The Western isn’t dead, not with Cormac McCarthy and Larry McMurtry kicking up dust, not with the spirits of Tony Hillerman and Elmore Leonard wandering around among the cactus and mesas. But the genre, a branch of American popular writing since the 1870s, just doesn’t get much respect. Like country music, square dancing, and Cracker Barrel, it hasn’t been made ironic enough to be hip, hasn’t found enough young readers to make it seem something other than a province for old-timers. And Willie Nelson and Tommy Lee Jones can star in only so many movie adaptations…
Jeff Guinn, a connoisseur of all things related to the Old West and former book editor of the Ft. Worth Star-Telegram, doesn’t worry about where the Western genre stands on the hip-o-meter. Having written such sturdy true-crime fare as Go Down Together (2010), about legendary outlaws Bonnie Parker and Clyde Barrow, and The Last Gunfight (2012), a perceptive revisitation of the shootout at the OK Corral, Guinn turns to fiction with Glorious, the first in a trilogy starring a well-meaning if sometimes hapless hero named Cash McLendon.
As the tale opens, we find Cash—“I took his name from a family dog,” Guinn says amiably, “but it sounds good and Western to me”—in St. Louis, where he winds up in the clutches and family of a ruthless robber baron named Rupert Douglass. (The name Rupert, we might assume of a onetime newspaperman, isn’t inspired by a dog’s.) Fate intervenes to drive a distance between father-in-law and son-in-law, and Cash lights out for the territory—Arizona Territory, that is, where the woman he once loved is tending store out in the sticks, and where Cash’s fond thoughts turn.
That woman may not want to have much to do with Cash at first, but he finds other tasks to keep him busy on a lawless frontier smack in the middle of the Apache Wars. Cash hangs his hat in the gritty mining town of Glorious, a place that has its counterpart in the real-life Arizona town of Superior, though the similarity in the names is just a coincidence. “I knew the town had to be near water,” Guinn says, “since mines need water. And I knew there had to be something to mine. So I got in my car, pointed it into the mountains, and began to look around. I’d find a place that was almost right, but then didn’t quite fit, and then another. Then I came to a spot where a beautiful highway bridge hangs way up in the sky over a deep canyon and a little creek, wandered into town, and thought, ‘This is the place.’ ”
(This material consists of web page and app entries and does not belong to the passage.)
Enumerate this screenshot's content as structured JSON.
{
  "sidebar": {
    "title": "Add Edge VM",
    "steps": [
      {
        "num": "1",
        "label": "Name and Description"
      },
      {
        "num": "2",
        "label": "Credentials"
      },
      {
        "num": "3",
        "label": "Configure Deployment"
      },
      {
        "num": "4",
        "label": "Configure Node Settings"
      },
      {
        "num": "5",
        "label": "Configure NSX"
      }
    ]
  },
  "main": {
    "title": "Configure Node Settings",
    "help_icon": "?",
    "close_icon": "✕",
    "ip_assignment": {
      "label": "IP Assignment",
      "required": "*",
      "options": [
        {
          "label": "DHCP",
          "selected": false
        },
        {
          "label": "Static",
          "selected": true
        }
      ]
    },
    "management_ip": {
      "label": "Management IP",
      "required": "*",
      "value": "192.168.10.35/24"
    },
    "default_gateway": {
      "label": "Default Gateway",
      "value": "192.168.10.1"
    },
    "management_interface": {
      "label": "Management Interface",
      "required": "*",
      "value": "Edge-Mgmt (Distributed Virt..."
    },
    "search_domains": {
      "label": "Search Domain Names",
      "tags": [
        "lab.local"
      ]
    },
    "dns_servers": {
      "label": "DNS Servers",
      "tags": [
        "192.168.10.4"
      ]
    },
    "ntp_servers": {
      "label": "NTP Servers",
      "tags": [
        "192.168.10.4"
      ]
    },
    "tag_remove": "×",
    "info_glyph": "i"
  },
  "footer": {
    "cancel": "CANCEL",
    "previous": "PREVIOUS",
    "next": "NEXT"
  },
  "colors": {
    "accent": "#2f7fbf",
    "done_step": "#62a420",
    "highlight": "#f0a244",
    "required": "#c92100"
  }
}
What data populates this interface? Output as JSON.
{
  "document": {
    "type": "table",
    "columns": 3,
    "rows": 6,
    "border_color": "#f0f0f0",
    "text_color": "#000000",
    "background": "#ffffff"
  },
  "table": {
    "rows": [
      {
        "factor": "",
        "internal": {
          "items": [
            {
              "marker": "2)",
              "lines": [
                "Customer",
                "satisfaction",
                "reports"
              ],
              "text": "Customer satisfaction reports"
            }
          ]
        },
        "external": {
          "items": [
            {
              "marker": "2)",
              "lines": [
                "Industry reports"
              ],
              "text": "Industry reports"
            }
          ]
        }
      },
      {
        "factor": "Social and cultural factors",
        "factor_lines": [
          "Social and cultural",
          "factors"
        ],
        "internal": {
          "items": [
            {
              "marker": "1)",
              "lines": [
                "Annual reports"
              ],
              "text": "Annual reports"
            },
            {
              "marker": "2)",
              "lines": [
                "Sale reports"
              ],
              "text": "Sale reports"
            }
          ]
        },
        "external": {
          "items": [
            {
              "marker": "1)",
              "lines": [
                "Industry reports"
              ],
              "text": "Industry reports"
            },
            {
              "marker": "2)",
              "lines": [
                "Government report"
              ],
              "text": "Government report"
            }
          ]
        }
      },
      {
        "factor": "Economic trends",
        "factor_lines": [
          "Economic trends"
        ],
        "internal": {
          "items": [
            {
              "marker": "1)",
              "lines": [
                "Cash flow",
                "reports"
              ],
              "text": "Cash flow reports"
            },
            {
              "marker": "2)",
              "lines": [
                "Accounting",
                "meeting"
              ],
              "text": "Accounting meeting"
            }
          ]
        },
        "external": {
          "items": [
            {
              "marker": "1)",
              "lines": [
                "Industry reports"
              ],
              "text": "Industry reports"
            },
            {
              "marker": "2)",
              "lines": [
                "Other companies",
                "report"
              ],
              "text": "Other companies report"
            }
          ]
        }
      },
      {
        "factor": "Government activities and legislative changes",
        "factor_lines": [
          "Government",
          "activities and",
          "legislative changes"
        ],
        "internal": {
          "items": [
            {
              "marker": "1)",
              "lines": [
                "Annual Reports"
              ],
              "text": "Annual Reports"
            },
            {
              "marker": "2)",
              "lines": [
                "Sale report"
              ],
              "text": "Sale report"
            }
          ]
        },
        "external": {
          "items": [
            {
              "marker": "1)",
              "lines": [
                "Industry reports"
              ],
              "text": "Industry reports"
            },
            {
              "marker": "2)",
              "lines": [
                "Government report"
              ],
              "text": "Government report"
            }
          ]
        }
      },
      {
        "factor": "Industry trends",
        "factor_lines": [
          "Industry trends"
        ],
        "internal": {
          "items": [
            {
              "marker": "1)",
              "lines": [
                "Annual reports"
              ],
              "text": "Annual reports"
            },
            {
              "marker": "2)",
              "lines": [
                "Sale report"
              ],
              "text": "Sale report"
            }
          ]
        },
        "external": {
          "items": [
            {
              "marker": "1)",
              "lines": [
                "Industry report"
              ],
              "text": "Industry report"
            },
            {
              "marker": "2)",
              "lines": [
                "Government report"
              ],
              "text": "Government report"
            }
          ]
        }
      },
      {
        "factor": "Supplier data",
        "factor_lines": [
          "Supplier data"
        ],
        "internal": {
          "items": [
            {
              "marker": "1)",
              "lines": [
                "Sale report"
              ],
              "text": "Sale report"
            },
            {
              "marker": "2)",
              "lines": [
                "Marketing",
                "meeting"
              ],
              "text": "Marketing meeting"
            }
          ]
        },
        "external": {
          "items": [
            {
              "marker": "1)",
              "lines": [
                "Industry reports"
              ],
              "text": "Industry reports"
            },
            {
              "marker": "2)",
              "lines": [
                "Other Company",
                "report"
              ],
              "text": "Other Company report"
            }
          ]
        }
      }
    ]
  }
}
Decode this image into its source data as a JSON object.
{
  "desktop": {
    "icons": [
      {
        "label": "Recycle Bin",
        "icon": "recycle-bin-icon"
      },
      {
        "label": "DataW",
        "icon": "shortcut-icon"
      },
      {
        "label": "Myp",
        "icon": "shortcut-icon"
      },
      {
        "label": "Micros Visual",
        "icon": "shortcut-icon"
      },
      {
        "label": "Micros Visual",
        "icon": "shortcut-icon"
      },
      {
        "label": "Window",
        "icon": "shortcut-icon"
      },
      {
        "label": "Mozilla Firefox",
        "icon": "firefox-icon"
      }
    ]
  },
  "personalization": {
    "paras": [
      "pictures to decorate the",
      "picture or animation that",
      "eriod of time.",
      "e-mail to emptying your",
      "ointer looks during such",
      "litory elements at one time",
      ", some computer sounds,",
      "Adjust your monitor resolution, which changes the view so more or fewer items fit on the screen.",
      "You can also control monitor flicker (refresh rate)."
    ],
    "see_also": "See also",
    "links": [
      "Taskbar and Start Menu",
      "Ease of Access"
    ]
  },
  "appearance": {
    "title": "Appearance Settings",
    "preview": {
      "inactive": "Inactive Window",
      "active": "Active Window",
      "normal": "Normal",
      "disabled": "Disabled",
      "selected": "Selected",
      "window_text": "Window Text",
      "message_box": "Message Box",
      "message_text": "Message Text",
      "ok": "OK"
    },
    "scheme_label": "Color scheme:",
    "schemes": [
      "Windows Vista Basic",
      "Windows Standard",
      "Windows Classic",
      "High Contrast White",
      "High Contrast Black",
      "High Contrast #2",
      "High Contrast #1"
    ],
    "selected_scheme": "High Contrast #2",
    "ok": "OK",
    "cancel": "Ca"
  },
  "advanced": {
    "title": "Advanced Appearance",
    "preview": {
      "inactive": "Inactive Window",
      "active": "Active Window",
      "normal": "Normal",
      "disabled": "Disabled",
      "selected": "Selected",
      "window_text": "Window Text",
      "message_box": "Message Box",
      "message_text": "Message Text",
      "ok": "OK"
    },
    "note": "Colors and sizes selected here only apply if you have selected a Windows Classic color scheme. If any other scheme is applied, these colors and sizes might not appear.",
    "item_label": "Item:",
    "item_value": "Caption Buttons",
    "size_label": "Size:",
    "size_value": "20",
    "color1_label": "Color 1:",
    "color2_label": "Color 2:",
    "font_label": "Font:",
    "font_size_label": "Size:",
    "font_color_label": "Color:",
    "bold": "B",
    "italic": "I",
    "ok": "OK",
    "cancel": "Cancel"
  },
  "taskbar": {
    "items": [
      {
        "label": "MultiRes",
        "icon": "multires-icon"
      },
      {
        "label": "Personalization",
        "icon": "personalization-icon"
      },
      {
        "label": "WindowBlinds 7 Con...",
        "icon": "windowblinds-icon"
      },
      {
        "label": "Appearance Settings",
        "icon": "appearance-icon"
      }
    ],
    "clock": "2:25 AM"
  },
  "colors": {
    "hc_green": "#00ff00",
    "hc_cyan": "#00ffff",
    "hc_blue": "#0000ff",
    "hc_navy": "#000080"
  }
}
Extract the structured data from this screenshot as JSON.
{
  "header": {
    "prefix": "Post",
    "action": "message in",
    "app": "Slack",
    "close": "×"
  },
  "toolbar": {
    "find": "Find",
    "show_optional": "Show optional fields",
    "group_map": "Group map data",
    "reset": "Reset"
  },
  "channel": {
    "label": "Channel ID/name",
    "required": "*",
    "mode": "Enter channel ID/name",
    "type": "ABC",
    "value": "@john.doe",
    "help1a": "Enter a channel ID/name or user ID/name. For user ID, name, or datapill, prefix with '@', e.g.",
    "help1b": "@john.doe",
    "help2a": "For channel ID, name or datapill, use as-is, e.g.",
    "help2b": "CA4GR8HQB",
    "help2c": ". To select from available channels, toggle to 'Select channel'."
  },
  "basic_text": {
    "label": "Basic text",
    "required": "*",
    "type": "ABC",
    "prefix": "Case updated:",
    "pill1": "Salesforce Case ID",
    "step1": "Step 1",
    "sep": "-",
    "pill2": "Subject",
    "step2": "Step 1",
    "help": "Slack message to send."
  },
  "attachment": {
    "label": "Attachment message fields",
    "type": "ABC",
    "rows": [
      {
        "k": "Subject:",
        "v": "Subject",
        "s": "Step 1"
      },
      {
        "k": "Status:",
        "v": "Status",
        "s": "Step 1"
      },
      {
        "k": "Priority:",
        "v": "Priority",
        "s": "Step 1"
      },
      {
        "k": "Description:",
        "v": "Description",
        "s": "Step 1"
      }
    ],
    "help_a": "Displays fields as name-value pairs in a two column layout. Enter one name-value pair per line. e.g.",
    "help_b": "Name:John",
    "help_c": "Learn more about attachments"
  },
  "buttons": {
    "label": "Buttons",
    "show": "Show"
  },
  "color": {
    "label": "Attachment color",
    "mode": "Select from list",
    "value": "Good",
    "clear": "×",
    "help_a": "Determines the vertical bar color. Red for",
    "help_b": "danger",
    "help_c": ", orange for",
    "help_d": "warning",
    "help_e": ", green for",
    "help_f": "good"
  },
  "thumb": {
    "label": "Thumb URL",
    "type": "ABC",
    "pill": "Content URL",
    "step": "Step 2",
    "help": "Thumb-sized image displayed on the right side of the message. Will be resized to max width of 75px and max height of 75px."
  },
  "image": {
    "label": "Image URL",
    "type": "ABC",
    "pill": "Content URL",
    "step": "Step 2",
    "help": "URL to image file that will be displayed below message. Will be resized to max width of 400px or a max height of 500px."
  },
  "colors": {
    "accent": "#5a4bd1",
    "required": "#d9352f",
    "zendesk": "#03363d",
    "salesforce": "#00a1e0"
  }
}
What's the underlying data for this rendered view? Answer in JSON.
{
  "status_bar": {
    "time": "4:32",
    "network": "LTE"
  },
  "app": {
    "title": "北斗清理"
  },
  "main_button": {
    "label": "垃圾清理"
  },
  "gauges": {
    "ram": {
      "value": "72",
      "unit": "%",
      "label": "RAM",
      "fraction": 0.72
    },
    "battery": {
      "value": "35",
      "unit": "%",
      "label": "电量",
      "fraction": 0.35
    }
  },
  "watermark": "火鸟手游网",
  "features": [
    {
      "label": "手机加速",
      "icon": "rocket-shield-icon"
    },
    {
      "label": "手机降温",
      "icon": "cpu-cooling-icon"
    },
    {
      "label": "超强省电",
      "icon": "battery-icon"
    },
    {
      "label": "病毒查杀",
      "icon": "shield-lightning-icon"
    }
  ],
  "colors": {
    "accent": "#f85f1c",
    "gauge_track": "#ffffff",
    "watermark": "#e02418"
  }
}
Guinn has done his homework well, getting the period detail and language down just right while polishing an adventurous tale that never fails to please. Meanwhile, fans of the supernatural may remember Superior as the setting for the superior supernatural thriller The Prophecy, where the streets are menaced by a very effective Christopher Walken. That Cash gets himself in plenty of pickles contending with the forces of greed and redeye whiskey-induced mayhem suggests a spry action hero for the movie role, perhaps along the lines of a Woody Harrelson or a Channing Tatum.
Guinn hasn’t gotten to the point where he’s cast the film version in his head, though. “I’ve got the next two books to write,” he says. “I’ve got to get Cash out of trouble and out of Arizona, and back in trouble again, too.” Readers with a liking for the Wild West and its rough-and-tumble ways will be glad to follow Cash McLendon along the trail.
Gregory McNamee is a contributing editor at Kirkus Reviews.